Realistically, if "Google is going to revolutionize the telecom business" it can't remain free to customers forever, much less in our lifetime. Charging is inevitable, after the teaser, because advertising alone cannot support the type of network and traffic it will take to "revolutionize telecom", even with billions in your pocket, eventually you must turn a profit. Customers will have "one number for life" if they pay for it in addition to being tracked by Google.

There's a fundamental shift here: the person using a service like Google Voice is a "user" and not a "customer" in the sense a telco or cable provider views it.

I can accomplish what Google Voice does much simpler, for less cost and trouble in the long run, another way right now. In the near future I see a need for some of the services of web based VoIP service with feature control and will now start looking in advance at the options, to be prepared for when the time is right. Who knows what else may develop by then?

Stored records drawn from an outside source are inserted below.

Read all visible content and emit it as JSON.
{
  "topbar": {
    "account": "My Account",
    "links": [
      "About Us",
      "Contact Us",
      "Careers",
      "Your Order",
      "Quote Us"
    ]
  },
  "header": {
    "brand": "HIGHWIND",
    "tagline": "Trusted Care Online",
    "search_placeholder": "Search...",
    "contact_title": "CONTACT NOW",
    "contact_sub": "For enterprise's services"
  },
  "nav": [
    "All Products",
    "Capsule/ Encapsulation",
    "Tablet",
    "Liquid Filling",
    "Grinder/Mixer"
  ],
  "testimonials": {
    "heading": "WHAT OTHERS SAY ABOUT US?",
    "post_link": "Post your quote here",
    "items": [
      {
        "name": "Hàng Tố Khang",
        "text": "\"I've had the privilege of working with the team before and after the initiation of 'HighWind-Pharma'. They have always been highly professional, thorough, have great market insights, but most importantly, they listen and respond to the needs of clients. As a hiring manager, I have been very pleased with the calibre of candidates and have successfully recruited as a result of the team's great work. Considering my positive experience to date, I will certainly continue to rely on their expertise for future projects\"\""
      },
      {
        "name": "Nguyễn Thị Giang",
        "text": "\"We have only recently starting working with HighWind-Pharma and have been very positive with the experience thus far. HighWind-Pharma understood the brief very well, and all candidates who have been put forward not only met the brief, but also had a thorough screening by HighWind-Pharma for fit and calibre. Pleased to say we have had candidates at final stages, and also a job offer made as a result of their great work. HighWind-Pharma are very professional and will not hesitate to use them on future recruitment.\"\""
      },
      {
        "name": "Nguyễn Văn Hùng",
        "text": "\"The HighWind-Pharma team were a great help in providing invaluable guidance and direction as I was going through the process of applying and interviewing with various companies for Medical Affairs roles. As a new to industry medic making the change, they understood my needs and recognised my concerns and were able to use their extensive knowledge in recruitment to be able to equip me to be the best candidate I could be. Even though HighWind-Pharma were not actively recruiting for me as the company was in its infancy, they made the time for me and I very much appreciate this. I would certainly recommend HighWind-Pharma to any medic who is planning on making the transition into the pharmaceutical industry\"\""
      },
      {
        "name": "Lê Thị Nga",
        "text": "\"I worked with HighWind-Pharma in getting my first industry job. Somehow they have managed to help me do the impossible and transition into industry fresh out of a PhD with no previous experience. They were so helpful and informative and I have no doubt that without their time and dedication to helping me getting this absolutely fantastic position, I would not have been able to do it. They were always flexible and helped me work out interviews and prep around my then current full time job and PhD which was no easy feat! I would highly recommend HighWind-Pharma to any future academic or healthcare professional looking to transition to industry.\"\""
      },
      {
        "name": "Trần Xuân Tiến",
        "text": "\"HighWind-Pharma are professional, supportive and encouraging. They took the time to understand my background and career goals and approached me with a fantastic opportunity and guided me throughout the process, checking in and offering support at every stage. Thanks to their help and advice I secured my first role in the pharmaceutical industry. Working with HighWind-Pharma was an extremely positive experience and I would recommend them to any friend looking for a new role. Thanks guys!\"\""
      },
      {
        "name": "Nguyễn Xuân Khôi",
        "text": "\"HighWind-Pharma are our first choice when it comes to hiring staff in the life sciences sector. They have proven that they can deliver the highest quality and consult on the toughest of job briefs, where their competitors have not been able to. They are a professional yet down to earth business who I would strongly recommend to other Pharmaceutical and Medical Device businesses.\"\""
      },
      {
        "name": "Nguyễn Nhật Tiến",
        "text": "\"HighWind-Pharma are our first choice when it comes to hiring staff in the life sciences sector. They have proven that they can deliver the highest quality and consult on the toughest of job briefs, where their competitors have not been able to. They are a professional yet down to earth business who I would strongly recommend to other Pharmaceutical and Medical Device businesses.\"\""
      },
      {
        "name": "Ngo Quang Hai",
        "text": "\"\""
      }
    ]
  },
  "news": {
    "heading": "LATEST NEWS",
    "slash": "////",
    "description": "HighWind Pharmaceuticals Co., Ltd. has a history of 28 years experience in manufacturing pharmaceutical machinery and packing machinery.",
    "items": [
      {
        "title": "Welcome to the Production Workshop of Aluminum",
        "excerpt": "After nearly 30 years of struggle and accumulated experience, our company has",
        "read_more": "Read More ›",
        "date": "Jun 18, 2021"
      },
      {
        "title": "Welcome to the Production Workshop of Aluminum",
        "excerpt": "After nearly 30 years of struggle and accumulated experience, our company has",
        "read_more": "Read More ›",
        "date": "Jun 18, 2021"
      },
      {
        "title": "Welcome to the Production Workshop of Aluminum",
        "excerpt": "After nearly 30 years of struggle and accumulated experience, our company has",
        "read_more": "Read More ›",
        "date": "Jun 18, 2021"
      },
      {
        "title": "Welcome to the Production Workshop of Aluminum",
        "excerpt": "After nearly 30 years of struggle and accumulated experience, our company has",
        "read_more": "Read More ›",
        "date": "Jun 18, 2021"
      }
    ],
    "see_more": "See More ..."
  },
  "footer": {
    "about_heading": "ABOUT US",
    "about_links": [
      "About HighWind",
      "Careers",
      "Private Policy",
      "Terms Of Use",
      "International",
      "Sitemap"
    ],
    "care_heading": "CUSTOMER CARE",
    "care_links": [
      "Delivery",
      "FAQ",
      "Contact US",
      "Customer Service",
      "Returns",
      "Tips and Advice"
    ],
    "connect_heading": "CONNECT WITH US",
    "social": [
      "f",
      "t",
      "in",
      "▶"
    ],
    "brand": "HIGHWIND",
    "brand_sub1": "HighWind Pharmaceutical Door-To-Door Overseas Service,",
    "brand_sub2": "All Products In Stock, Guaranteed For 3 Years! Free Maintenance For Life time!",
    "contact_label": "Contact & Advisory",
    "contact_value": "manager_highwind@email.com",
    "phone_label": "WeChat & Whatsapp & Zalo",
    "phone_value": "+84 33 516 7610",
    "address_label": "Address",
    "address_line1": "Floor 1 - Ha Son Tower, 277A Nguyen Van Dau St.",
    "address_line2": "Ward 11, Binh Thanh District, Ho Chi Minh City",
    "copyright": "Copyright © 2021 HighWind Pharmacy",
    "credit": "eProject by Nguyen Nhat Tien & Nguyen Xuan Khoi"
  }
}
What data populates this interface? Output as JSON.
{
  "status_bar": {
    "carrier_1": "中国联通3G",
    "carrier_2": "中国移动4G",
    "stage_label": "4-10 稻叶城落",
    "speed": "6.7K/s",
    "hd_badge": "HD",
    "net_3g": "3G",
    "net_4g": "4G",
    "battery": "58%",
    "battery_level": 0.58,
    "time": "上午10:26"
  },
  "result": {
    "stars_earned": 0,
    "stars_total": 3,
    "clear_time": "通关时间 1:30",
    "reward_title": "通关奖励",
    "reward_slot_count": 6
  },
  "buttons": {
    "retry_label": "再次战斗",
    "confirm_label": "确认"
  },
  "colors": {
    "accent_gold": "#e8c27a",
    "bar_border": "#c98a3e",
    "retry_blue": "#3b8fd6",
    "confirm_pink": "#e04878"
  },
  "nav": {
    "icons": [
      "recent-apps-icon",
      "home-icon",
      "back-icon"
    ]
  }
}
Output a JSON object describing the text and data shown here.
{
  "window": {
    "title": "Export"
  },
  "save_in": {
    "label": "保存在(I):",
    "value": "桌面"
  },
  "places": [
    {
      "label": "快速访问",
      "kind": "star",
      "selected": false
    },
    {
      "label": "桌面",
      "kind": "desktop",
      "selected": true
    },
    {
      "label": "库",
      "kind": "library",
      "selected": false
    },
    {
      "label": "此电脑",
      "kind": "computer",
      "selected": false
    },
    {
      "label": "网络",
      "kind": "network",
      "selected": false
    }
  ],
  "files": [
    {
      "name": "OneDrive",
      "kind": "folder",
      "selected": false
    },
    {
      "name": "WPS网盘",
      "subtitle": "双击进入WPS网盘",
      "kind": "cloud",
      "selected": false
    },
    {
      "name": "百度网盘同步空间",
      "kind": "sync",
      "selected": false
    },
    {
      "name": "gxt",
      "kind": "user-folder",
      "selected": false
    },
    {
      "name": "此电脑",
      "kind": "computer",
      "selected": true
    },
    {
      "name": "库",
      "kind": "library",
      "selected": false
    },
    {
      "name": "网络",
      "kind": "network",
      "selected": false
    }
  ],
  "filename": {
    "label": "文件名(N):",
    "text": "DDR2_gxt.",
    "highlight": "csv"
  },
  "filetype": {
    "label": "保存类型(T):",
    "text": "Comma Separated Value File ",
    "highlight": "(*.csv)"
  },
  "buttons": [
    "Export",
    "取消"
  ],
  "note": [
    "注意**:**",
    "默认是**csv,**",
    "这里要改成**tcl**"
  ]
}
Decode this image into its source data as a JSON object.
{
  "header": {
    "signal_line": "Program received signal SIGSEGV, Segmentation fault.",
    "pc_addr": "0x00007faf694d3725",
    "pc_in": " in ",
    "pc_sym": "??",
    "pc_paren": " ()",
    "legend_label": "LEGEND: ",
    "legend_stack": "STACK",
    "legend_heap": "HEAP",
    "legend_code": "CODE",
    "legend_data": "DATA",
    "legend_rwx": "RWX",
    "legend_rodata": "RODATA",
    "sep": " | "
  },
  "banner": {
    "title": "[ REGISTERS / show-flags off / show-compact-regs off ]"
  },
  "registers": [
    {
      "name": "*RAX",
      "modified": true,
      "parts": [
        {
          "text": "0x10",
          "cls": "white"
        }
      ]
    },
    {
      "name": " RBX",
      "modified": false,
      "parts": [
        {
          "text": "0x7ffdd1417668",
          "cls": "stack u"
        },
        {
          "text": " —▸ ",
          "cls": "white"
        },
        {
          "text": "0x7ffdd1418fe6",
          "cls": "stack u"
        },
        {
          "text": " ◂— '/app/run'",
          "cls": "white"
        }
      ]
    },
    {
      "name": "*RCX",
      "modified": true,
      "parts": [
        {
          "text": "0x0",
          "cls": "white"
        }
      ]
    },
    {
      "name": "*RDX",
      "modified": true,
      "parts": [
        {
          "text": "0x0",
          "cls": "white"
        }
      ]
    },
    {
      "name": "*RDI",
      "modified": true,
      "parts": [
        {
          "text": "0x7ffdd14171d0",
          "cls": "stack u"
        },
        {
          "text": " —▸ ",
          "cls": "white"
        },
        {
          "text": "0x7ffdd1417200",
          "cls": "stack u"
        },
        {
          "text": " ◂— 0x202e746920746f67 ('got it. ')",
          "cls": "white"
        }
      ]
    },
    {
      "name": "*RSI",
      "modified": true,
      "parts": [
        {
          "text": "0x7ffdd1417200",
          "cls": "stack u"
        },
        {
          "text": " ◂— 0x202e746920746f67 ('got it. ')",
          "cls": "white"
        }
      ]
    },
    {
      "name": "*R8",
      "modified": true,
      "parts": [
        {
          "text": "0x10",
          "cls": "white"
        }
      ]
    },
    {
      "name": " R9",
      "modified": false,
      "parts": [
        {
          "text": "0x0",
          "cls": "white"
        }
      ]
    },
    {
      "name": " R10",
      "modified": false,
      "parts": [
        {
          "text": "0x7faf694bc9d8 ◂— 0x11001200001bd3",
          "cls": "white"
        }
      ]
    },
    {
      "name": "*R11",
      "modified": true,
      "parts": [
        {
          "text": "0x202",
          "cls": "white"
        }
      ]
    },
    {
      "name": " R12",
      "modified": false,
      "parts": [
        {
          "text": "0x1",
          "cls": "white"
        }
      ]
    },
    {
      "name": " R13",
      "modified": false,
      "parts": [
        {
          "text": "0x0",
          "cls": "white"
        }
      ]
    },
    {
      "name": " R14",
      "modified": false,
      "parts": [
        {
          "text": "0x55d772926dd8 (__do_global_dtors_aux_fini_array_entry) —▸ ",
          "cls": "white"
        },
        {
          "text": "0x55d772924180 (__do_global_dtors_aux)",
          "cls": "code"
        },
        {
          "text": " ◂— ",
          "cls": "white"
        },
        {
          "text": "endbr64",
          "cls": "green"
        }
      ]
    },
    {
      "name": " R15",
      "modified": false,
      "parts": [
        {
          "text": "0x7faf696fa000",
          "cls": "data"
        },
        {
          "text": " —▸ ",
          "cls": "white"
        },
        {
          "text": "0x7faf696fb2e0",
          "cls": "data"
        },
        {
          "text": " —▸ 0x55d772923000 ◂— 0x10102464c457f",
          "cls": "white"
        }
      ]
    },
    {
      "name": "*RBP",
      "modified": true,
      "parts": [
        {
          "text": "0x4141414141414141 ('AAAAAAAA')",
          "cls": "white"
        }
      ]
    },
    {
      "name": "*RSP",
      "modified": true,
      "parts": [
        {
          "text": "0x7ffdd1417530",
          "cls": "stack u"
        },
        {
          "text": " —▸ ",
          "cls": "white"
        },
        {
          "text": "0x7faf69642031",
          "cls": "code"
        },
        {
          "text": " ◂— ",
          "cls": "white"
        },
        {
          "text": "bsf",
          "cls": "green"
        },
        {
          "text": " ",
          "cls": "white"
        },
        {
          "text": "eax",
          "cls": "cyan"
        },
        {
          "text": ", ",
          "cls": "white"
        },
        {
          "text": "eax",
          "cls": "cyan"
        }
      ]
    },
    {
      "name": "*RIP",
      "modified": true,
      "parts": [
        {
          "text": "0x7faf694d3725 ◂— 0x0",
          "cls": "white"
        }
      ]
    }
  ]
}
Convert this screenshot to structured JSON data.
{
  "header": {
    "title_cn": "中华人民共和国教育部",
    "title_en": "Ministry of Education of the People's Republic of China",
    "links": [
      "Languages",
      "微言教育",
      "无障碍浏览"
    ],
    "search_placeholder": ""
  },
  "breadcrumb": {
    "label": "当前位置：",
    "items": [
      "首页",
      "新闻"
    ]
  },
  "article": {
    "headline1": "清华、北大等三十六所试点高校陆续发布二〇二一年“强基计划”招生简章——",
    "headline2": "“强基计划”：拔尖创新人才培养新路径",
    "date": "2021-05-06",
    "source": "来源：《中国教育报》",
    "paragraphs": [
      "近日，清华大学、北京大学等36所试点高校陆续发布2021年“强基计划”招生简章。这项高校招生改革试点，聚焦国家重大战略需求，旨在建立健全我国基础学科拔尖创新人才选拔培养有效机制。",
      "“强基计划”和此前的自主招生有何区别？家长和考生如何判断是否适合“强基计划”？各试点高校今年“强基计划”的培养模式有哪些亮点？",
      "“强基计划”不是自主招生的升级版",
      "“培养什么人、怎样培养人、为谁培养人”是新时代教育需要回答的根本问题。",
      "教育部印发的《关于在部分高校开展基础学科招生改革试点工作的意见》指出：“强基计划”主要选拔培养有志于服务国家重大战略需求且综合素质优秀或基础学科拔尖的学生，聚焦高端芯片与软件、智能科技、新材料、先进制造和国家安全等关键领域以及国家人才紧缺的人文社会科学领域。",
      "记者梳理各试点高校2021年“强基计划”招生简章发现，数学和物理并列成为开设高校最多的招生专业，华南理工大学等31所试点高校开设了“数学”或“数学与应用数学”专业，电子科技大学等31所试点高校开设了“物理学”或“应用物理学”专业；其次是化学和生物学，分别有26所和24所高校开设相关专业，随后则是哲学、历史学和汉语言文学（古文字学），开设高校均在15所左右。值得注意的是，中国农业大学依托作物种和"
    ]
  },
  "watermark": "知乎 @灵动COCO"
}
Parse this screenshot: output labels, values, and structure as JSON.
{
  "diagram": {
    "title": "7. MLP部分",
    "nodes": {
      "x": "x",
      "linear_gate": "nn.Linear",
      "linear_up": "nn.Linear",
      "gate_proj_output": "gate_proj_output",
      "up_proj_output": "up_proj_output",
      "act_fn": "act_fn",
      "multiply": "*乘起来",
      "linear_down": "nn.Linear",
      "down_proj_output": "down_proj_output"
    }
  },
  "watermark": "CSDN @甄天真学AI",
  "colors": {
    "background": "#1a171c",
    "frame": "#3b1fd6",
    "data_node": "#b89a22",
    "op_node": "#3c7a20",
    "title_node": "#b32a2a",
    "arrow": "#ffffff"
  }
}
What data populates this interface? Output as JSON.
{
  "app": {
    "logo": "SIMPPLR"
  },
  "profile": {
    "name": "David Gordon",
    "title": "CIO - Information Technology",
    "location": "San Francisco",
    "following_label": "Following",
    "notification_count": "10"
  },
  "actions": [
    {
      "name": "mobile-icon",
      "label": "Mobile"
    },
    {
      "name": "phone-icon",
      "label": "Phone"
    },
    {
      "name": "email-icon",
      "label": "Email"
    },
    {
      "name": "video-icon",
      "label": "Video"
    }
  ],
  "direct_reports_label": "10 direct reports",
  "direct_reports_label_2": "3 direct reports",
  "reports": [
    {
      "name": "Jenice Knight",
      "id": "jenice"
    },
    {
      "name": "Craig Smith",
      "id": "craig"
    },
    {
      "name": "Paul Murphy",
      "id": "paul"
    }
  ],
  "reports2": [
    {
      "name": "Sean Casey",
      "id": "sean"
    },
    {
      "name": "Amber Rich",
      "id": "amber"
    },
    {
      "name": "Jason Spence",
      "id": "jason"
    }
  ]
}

Does anyone want to purchase a GrandCentral 602 Phoenix Arizona number?